Exercise instructions:
Consider each line of the material below and note whether it holds "arrows". State how many do, and nothing else.

Data for processing:
• • • • • • •

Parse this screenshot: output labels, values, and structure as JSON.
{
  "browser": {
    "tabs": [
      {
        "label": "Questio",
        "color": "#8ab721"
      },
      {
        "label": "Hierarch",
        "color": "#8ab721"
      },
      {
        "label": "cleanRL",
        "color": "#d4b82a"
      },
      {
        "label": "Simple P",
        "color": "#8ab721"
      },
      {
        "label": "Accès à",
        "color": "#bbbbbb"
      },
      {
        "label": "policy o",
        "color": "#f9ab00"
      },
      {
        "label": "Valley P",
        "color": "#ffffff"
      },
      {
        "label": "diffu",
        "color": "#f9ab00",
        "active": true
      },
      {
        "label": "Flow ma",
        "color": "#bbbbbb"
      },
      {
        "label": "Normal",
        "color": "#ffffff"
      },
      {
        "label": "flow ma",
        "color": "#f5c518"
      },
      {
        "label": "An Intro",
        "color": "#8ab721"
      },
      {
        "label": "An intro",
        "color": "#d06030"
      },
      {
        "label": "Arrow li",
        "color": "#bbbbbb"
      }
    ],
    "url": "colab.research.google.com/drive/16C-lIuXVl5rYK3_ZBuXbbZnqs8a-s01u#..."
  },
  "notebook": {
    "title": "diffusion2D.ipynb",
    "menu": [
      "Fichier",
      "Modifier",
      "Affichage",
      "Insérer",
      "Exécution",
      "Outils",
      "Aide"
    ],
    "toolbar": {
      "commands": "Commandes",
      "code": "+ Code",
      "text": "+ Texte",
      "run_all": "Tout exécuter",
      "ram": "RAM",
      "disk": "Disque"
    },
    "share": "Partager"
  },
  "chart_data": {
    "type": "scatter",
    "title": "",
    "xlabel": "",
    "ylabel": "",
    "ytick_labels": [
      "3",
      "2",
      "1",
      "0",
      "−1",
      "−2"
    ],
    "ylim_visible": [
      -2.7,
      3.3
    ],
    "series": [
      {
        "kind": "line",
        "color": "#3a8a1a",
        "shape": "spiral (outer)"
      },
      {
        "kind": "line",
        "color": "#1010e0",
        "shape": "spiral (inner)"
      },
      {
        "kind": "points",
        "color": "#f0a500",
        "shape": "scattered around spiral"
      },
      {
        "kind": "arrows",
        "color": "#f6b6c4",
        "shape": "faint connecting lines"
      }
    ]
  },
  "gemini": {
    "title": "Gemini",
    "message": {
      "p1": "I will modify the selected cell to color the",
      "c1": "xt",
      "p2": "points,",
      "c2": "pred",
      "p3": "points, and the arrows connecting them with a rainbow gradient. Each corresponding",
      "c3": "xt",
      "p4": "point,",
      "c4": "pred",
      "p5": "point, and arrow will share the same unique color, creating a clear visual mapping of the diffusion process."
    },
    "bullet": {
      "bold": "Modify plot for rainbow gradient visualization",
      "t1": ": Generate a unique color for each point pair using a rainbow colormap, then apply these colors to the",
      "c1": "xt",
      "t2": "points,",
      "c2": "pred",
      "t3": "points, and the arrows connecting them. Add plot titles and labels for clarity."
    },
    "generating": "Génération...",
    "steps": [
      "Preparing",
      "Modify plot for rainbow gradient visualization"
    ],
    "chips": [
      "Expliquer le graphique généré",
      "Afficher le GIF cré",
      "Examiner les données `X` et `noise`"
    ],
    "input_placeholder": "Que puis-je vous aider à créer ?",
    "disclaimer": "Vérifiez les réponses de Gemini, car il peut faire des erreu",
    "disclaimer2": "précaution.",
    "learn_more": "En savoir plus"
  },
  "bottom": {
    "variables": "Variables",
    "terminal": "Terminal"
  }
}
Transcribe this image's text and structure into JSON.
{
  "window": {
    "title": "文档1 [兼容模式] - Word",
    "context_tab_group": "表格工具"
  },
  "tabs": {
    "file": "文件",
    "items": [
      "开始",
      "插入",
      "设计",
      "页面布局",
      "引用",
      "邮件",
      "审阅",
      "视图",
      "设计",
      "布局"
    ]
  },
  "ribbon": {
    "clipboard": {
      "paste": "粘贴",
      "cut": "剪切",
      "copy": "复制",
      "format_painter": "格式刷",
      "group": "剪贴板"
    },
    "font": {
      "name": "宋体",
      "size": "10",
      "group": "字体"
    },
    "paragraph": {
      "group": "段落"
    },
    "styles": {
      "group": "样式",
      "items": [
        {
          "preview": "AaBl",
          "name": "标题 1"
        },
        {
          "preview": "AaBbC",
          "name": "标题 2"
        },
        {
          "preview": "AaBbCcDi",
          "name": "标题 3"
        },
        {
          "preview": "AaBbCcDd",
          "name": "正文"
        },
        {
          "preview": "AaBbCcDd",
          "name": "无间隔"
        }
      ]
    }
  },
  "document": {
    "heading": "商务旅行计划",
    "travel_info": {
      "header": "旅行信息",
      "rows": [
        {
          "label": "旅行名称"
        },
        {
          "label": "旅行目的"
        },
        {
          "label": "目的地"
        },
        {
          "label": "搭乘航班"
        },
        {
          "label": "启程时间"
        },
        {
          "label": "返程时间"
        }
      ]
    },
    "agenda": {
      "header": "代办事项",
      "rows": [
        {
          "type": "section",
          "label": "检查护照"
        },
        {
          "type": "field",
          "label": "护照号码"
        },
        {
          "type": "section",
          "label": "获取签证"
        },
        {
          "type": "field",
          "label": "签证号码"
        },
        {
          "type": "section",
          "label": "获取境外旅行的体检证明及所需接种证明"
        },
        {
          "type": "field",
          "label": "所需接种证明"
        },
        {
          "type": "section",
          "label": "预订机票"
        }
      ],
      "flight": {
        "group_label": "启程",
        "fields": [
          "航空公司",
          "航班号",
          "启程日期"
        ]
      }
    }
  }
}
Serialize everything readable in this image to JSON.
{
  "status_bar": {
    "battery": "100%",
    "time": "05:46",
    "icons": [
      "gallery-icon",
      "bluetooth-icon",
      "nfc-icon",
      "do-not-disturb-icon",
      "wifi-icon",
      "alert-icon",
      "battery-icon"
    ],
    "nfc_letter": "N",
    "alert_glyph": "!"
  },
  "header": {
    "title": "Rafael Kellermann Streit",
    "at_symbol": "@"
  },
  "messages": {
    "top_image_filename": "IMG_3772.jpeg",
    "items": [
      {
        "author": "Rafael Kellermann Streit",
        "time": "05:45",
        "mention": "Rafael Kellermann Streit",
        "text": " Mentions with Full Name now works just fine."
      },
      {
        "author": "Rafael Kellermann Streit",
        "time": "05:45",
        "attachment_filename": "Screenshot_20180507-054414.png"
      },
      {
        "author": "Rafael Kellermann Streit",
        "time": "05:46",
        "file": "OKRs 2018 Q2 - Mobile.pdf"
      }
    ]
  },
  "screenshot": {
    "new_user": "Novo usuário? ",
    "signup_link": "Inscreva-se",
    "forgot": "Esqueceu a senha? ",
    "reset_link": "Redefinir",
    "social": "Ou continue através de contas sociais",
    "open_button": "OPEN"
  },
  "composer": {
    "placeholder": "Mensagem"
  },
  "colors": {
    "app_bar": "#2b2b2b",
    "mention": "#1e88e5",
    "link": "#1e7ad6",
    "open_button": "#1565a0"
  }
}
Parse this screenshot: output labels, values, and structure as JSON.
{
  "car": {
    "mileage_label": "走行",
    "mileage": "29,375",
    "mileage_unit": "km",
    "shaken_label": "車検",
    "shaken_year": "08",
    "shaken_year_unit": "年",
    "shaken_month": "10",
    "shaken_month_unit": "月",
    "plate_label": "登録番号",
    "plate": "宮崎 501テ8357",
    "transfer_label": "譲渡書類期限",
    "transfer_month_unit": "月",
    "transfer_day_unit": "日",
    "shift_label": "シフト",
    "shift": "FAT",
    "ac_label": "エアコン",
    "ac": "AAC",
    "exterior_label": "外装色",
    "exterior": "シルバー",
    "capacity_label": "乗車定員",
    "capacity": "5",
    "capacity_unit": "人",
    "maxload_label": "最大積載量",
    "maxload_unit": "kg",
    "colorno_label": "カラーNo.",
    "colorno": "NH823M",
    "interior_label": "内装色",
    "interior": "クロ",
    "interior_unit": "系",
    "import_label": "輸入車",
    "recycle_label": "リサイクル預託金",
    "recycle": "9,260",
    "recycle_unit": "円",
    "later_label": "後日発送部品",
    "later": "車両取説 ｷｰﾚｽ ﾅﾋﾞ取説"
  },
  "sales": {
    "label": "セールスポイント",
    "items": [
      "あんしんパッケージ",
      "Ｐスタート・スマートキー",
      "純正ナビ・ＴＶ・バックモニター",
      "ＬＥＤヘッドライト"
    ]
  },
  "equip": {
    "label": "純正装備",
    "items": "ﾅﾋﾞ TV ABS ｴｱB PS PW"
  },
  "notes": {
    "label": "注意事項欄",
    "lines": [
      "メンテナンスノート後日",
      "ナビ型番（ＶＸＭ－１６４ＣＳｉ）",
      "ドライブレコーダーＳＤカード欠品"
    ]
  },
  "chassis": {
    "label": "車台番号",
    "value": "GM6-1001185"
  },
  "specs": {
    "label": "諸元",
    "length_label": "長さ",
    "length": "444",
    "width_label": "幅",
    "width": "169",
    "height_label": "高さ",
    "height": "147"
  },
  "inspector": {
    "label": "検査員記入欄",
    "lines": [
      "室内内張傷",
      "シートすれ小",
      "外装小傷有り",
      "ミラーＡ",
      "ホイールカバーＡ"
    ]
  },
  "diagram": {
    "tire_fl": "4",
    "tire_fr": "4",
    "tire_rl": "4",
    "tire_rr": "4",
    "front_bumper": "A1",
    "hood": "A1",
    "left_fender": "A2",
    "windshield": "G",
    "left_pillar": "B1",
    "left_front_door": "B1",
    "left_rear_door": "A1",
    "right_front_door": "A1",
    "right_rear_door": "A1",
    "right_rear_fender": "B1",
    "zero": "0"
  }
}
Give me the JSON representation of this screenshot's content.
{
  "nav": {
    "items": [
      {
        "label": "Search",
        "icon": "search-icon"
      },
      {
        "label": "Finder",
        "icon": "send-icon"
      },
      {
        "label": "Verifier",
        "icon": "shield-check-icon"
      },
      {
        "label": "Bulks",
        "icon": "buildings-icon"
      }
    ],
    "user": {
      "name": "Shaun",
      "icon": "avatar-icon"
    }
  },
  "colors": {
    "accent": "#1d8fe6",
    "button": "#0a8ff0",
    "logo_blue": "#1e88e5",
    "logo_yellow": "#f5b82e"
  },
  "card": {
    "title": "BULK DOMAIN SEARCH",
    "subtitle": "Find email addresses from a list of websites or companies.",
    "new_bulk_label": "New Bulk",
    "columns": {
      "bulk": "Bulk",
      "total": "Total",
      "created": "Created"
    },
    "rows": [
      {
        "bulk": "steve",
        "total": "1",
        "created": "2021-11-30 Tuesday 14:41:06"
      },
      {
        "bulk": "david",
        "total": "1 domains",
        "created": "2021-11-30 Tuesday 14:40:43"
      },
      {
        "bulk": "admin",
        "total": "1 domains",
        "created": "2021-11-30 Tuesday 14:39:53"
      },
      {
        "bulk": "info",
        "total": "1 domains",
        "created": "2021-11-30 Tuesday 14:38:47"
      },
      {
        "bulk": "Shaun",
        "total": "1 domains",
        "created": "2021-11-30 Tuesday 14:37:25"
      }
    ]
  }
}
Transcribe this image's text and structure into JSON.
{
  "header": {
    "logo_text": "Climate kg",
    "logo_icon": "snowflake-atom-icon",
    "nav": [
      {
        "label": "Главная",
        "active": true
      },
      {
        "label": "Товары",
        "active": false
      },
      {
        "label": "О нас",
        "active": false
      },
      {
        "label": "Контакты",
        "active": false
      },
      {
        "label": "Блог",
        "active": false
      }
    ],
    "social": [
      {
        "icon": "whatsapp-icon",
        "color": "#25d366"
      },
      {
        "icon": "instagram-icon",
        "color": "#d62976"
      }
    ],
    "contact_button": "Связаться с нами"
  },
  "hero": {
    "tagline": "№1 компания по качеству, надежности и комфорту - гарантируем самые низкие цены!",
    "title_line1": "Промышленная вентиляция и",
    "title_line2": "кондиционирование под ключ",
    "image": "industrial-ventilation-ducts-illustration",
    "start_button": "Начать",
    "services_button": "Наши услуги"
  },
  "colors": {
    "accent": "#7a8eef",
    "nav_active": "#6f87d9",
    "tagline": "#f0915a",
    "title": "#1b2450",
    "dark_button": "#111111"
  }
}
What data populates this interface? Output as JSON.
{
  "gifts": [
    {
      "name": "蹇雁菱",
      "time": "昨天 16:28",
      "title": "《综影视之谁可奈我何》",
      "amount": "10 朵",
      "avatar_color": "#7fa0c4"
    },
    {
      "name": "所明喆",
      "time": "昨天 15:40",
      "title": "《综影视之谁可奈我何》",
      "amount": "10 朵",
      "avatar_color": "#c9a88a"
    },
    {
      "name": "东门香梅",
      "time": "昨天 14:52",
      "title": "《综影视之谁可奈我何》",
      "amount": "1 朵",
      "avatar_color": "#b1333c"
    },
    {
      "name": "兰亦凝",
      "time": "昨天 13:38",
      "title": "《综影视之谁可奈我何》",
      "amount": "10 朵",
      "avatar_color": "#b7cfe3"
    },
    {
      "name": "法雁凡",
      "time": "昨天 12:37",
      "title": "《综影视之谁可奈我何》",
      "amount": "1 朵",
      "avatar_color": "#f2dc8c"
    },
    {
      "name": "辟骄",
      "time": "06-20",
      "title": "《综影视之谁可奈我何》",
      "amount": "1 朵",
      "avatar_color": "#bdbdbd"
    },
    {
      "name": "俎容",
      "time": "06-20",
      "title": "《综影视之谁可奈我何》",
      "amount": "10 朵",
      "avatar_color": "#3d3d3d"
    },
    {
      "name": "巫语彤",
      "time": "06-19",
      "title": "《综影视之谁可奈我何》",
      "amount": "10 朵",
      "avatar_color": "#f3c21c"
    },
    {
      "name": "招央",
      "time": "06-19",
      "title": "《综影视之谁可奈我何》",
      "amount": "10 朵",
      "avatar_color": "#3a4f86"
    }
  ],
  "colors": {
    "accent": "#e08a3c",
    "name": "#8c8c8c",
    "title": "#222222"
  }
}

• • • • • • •

Answer section:
3